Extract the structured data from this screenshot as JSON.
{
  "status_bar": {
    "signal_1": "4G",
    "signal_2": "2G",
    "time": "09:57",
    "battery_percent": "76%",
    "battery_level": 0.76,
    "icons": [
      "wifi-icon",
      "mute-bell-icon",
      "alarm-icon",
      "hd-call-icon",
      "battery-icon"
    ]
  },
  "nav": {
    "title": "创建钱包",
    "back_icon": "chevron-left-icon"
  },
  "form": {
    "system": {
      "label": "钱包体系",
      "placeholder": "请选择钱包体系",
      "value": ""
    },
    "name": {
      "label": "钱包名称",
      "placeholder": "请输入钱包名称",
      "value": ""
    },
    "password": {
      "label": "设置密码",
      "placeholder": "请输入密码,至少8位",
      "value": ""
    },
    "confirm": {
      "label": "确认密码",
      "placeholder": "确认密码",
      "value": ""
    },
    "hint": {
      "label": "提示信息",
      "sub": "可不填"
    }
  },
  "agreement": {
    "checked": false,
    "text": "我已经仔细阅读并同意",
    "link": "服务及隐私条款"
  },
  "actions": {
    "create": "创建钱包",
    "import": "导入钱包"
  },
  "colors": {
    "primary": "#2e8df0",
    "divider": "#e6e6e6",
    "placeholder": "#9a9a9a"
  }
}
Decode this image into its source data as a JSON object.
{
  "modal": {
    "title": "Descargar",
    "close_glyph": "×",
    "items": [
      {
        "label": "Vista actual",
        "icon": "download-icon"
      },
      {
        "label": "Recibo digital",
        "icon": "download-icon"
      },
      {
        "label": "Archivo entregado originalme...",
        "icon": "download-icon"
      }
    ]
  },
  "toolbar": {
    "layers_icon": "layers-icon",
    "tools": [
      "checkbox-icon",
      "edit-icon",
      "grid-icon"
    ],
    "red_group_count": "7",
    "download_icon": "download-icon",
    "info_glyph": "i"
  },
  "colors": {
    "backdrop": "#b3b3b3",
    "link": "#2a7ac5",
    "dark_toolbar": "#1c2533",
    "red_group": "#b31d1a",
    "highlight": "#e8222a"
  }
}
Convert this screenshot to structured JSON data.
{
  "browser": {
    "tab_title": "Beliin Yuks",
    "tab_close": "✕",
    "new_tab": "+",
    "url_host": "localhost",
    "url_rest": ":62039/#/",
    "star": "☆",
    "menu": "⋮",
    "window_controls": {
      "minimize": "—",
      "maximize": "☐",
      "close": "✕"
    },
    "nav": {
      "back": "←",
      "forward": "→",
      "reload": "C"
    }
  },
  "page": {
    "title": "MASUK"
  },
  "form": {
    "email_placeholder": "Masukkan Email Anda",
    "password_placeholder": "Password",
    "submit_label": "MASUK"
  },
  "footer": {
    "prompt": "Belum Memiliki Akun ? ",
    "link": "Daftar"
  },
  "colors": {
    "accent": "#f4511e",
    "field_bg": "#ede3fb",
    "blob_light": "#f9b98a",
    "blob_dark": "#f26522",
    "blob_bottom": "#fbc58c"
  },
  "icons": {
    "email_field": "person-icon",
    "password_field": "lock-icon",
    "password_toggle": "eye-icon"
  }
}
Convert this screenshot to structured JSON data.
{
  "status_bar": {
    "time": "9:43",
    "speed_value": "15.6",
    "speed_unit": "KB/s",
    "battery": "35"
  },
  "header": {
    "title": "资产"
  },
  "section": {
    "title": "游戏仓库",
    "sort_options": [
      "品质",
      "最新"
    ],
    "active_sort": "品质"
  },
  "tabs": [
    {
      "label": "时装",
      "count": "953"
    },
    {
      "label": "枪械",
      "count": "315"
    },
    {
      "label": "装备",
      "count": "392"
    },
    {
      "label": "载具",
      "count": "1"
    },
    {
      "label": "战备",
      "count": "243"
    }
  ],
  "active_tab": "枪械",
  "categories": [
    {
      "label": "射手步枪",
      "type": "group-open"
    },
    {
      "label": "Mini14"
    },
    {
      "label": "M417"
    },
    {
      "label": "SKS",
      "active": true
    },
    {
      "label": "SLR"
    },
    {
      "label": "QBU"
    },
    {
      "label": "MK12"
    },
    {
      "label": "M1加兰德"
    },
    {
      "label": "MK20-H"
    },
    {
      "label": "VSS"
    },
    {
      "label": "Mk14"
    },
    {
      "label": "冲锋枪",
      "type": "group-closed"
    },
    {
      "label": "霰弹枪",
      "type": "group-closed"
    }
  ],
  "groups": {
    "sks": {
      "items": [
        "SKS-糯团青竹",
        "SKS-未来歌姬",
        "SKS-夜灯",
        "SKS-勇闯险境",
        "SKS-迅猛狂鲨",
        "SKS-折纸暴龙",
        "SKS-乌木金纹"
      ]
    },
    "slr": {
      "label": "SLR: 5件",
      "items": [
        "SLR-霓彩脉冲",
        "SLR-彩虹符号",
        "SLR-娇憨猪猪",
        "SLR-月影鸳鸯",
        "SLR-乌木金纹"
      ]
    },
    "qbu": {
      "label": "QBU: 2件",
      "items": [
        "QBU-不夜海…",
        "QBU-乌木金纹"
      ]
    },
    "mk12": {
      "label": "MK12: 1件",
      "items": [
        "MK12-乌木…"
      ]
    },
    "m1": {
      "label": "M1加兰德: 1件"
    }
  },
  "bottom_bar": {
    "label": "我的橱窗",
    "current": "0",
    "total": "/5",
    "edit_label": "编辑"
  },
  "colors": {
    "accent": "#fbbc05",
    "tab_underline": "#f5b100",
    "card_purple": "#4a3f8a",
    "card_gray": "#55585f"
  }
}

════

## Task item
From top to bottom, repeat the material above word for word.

## Written response
Extract the structured data from this screenshot as JSON.
{
  "status_bar": {
    "signal_1": "4G",
    "signal_2": "2G",
    "time": "09:57",
    "battery_percent": "76%",
    "battery_level": 0.76,
    "icons": [
      "wifi-icon",
      "mute-bell-icon",
      "alarm-icon",
      "hd-call-icon",
      "battery-icon"
    ]
  },
  "nav": {
    "title": "创建钱包",
    "back_icon": "chevron-left-icon"
  },
  "form": {
    "system": {
      "label": "钱包体系",
      "placeholder": "请选择钱包体系",
      "value": ""
    },
    "name": {
      "label": "钱包名称",
      "placeholder": "请输入钱包名称",
      "value": ""
    },
    "password": {
      "label": "设置密码",
      "placeholder": "请输入密码,至少8位",
      "value": ""
    },
    "confirm": {
      "label": "确认密码",
      "placeholder": "确认密码",
      "value": ""
    },
    "hint": {
      "label": "提示信息",
      "sub": "可不填"
    }
  },
  "agreement": {
    "checked": false,
    "text": "我已经仔细阅读并同意",
    "link": "服务及隐私条款"
  },
  "actions": {
    "create": "创建钱包",
    "import": "导入钱包"
  },
  "colors": {
    "primary": "#2e8df0",
    "divider": "#e6e6e6",
    "placeholder": "#9a9a9a"
  }
}
Decode this image into its source data as a JSON object.
{
  "modal": {
    "title": "Descargar",
    "close_glyph": "×",
    "items": [
      {
        "label": "Vista actual",
        "icon": "download-icon"
      },
      {
        "label": "Recibo digital",
        "icon": "download-icon"
      },
      {
        "label": "Archivo entregado originalme...",
        "icon": "download-icon"
      }
    ]
  },
  "toolbar": {
    "layers_icon": "layers-icon",
    "tools": [
      "checkbox-icon",
      "edit-icon",
      "grid-icon"
    ],
    "red_group_count": "7",
    "download_icon": "download-icon",
    "info_glyph": "i"
  },
  "colors": {
    "backdrop": "#b3b3b3",
    "link": "#2a7ac5",
    "dark_toolbar": "#1c2533",
    "red_group": "#b31d1a",
    "highlight": "#e8222a"
  }
}
Convert this screenshot to structured JSON data.
{
  "browser": {
    "tab_title": "Beliin Yuks",
    "tab_close": "✕",
    "new_tab": "+",
    "url_host": "localhost",
    "url_rest": ":62039/#/",
    "star": "☆",
    "menu": "⋮",
    "window_controls": {
      "minimize": "—",
      "maximize": "☐",
      "close": "✕"
    },
    "nav": {
      "back": "←",
      "forward": "→",
      "reload": "C"
    }
  },
  "page": {
    "title": "MASUK"
  },
  "form": {
    "email_placeholder": "Masukkan Email Anda",
    "password_placeholder": "Password",
    "submit_label": "MASUK"
  },
  "footer": {
    "prompt": "Belum Memiliki Akun ? ",
    "link": "Daftar"
  },
  "colors": {
    "accent": "#f4511e",
    "field_bg": "#ede3fb",
    "blob_light": "#f9b98a",
    "blob_dark": "#f26522",
    "blob_bottom": "#fbc58c"
  },
  "icons": {
    "email_field": "person-icon",
    "password_field": "lock-icon",
    "password_toggle": "eye-icon"
  }
}
Convert this screenshot to structured JSON data.
{
  "status_bar": {
    "time": "9:43",
    "speed_value": "15.6",
    "speed_unit": "KB/s",
    "battery": "35"
  },
  "header": {
    "title": "资产"
  },
  "section": {
    "title": "游戏仓库",
    "sort_options": [
      "品质",
      "最新"
    ],
    "active_sort": "品质"
  },
  "tabs": [
    {
      "label": "时装",
      "count": "953"
    },
    {
      "label": "枪械",
      "count": "315"
    },
    {
      "label": "装备",
      "count": "392"
    },
    {
      "label": "载具",
      "count": "1"
    },
    {
      "label": "战备",
      "count": "243"
    }
  ],
  "active_tab": "枪械",
  "categories": [
    {
      "label": "射手步枪",
      "type": "group-open"
    },
    {
      "label": "Mini14"
    },
    {
      "label": "M417"
    },
    {
      "label": "SKS",
      "active": true
    },
    {
      "label": "SLR"
    },
    {
      "label": "QBU"
    },
    {
      "label": "MK12"
    },
    {
      "label": "M1加兰德"
    },
    {
      "label": "MK20-H"
    },
    {
      "label": "VSS"
    },
    {
      "label": "Mk14"
    },
    {
      "label": "冲锋枪",
      "type": "group-closed"
    },
    {
      "label": "霰弹枪",
      "type": "group-closed"
    }
  ],
  "groups": {
    "sks": {
      "items": [
        "SKS-糯团青竹",
        "SKS-未来歌姬",
        "SKS-夜灯",
        "SKS-勇闯险境",
        "SKS-迅猛狂鲨",
        "SKS-折纸暴龙",
        "SKS-乌木金纹"
      ]
    },
    "slr": {
      "label": "SLR: 5件",
      "items": [
        "SLR-霓彩脉冲",
        "SLR-彩虹符号",
        "SLR-娇憨猪猪",
        "SLR-月影鸳鸯",
        "SLR-乌木金纹"
      ]
    },
    "qbu": {
      "label": "QBU: 2件",
      "items": [
        "QBU-不夜海…",
        "QBU-乌木金纹"
      ]
    },
    "mk12": {
      "label": "MK12: 1件",
      "items": [
        "MK12-乌木…"
      ]
    },
    "m1": {
      "label": "M1加兰德: 1件"
    }
  },
  "bottom_bar": {
    "label": "我的橱窗",
    "current": "0",
    "total": "/5",
    "edit_label": "编辑"
  },
  "colors": {
    "accent": "#fbbc05",
    "tab_underline": "#f5b100",
    "card_purple": "#4a3f8a",
    "card_gray": "#55585f"
  }
}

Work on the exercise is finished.